Sunderland man attended Remembrance service before attacking ex-partner's South Shields home
Jack Newham, 23, struck at the property in South Shields, after attending a Remembrance service on Sunday, November 14.
Newham, of Orchard House, Belford Close, Ashbrooke, Sunderland, turned up drunk and smashed a window of her council house.
And his attendance put him in breach of a court-imposed non-molestation order, which prohibited him from going within 100m of her home.
Prosecutor Lillian Yanes Hellevik told magistrates in South Tyneside: “The police received a 999 call from this lady.
“She said she was distressed throughout the call and that the defendant was at her address (in South Shields), which is her current residence.
“The police found the defendant outside in an intoxicated state, and there was damage to a window.
“This was a deliberate breach of the order, and it has resulted in some distress although there doesn’t seem to be any lasting distress.
“The crown would ask for compensation for the window, which belongs to South Tyneside Council. This was a small side window.”
Newham, who has no previous convictions, pleaded guilty to breach of a non-molestation order and causing criminal damage.
The court was told the order was imposed by Newcastle Family Court in April.
Kevin Smallcombe, defending, said Newham had a child with the woman and was a father-figure to another.
He added: “The witness isn’t a witness, she refused point blank to complain to police.
“It was Remembrance Day (sic). He had paid his respects to his grandfather, who fought in the Second World War.
“What happened then was a lack of judgement. The larger picture is that the children are in a safe environment.
“He has had contact since and would very much like that to continue.”
For breaching the order, magistrates sentenced Newham to a 12-month community order, with 20 rehabilitation days and 160 hours of unpaid work.
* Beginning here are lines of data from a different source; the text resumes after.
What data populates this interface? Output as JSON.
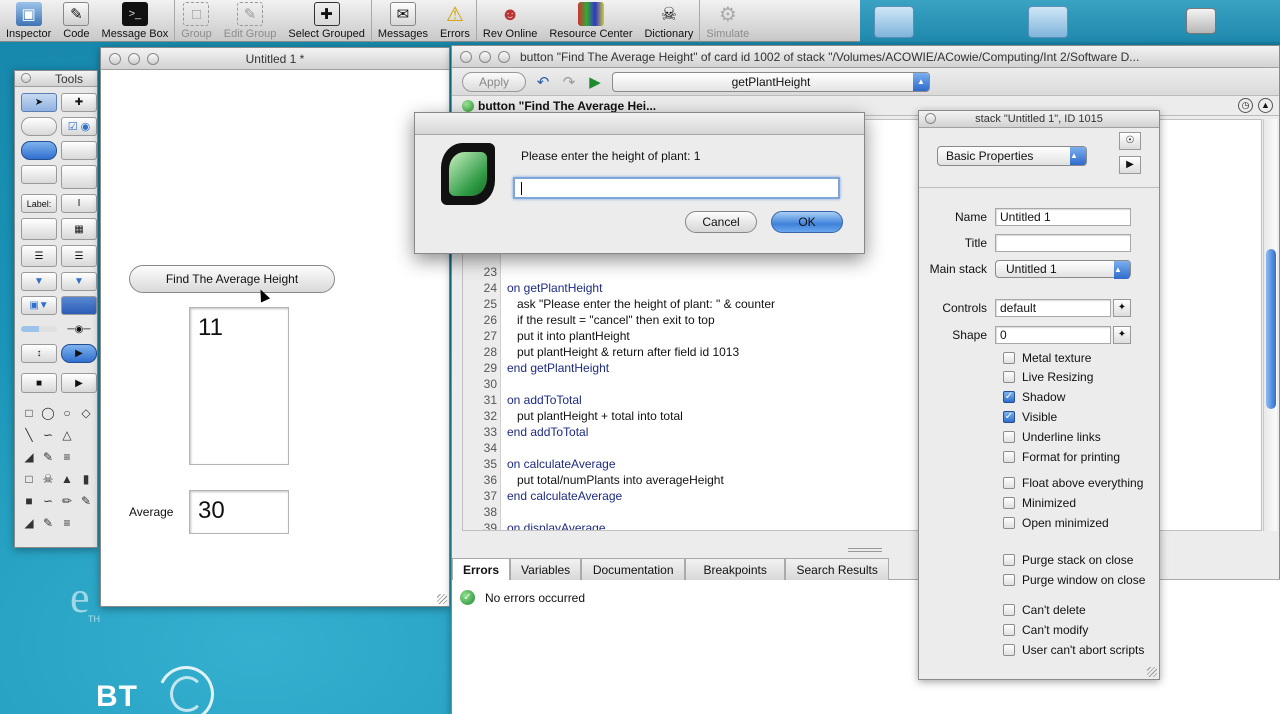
{
  "toolbar": {
    "items": [
      {
        "label": "Inspector",
        "icon": "inspector-icon",
        "enabled": true
      },
      {
        "label": "Code",
        "icon": "code-icon",
        "enabled": true
      },
      {
        "label": "Message Box",
        "icon": "message-box-icon",
        "enabled": true
      },
      {
        "label": "Group",
        "icon": "group-icon",
        "enabled": false
      },
      {
        "label": "Edit Group",
        "icon": "edit-group-icon",
        "enabled": false
      },
      {
        "label": "Select Grouped",
        "icon": "select-grouped-icon",
        "enabled": true
      },
      {
        "label": "Messages",
        "icon": "messages-icon",
        "enabled": true
      },
      {
        "label": "Errors",
        "icon": "errors-icon",
        "enabled": true
      },
      {
        "label": "Rev Online",
        "icon": "rev-online-icon",
        "enabled": true
      },
      {
        "label": "Resource Center",
        "icon": "resource-center-icon",
        "enabled": true
      },
      {
        "label": "Dictionary",
        "icon": "dictionary-icon",
        "enabled": true
      },
      {
        "label": "Simulate",
        "icon": "simulate-icon",
        "enabled": false
      }
    ]
  },
  "tools_palette": {
    "title": "Tools",
    "label_tool": "Label:"
  },
  "stack_window": {
    "title": "Untitled 1 *",
    "button_label": "Find The Average Height",
    "list_field_value": "11",
    "average_label": "Average",
    "average_value": "30"
  },
  "script_editor": {
    "title": "button \"Find The Average Height\" of card id 1002 of stack \"/Volumes/ACOWIE/ACowie/Computing/Int 2/Software D...",
    "apply_label": "Apply",
    "handler_selected": "getPlantHeight",
    "script_tab_label": "button \"Find The Average Hei...",
    "bottom_tabs": [
      "Errors",
      "Variables",
      "Documentation",
      "Breakpoints",
      "Search Results"
    ],
    "active_bottom_tab": "Errors",
    "status_message": "No errors occurred",
    "lines": [
      {
        "num": "23",
        "text": ""
      },
      {
        "num": "24",
        "text": "on getPlantHeight"
      },
      {
        "num": "25",
        "text": "   ask \"Please enter the height of plant: \" & counter"
      },
      {
        "num": "26",
        "text": "   if the result = \"cancel\" then exit to top"
      },
      {
        "num": "27",
        "text": "   put it into plantHeight"
      },
      {
        "num": "28",
        "text": "   put plantHeight & return after field id 1013"
      },
      {
        "num": "29",
        "text": "end getPlantHeight"
      },
      {
        "num": "30",
        "text": ""
      },
      {
        "num": "31",
        "text": "on addToTotal"
      },
      {
        "num": "32",
        "text": "   put plantHeight + total into total"
      },
      {
        "num": "33",
        "text": "end addToTotal"
      },
      {
        "num": "34",
        "text": ""
      },
      {
        "num": "35",
        "text": "on calculateAverage"
      },
      {
        "num": "36",
        "text": "   put total/numPlants into averageHeight"
      },
      {
        "num": "37",
        "text": "end calculateAverage"
      },
      {
        "num": "38",
        "text": ""
      },
      {
        "num": "39",
        "text": "on displayAverage"
      }
    ]
  },
  "inspector": {
    "title": "stack \"Untitled 1\", ID 1015",
    "properties_selected": "Basic Properties",
    "name_label": "Name",
    "name_value": "Untitled 1",
    "title_label": "Title",
    "title_value": "",
    "mainstack_label": "Main stack",
    "mainstack_value": "Untitled 1",
    "controls_label": "Controls",
    "controls_value": "default",
    "shape_label": "Shape",
    "shape_value": "0",
    "checkboxes": [
      {
        "label": "Metal texture",
        "checked": false
      },
      {
        "label": "Live Resizing",
        "checked": false
      },
      {
        "label": "Shadow",
        "checked": true
      },
      {
        "label": "Visible",
        "checked": true
      },
      {
        "label": "Underline links",
        "checked": false
      },
      {
        "label": "Format for printing",
        "checked": false
      },
      {
        "label": "Float above everything",
        "checked": false
      },
      {
        "label": "Minimized",
        "checked": false
      },
      {
        "label": "Open minimized",
        "checked": false
      },
      {
        "label": "Purge stack on close",
        "checked": false
      },
      {
        "label": "Purge window on close",
        "checked": false
      },
      {
        "label": "Can't delete",
        "checked": false
      },
      {
        "label": "Can't modify",
        "checked": false
      },
      {
        "label": "User can't abort scripts",
        "checked": false
      }
    ]
  },
  "ask_dialog": {
    "prompt": "Please enter the height of plant: 1",
    "input_value": "",
    "cancel_label": "Cancel",
    "ok_label": "OK"
  },
  "desktop": {
    "brand_text": "BT",
    "wallpaper_letter": "e",
    "wallpaper_small_text": "TH"
  },
  "colors": {
    "accent_blue": "#2f6fce",
    "desktop": "#1a94b7",
    "ok_green": "#1f8a2e"
  }
}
There was no separate penalty for causing criminal damage, but he must pay £100 compensation to South Tyneside Council.
There were no court costs.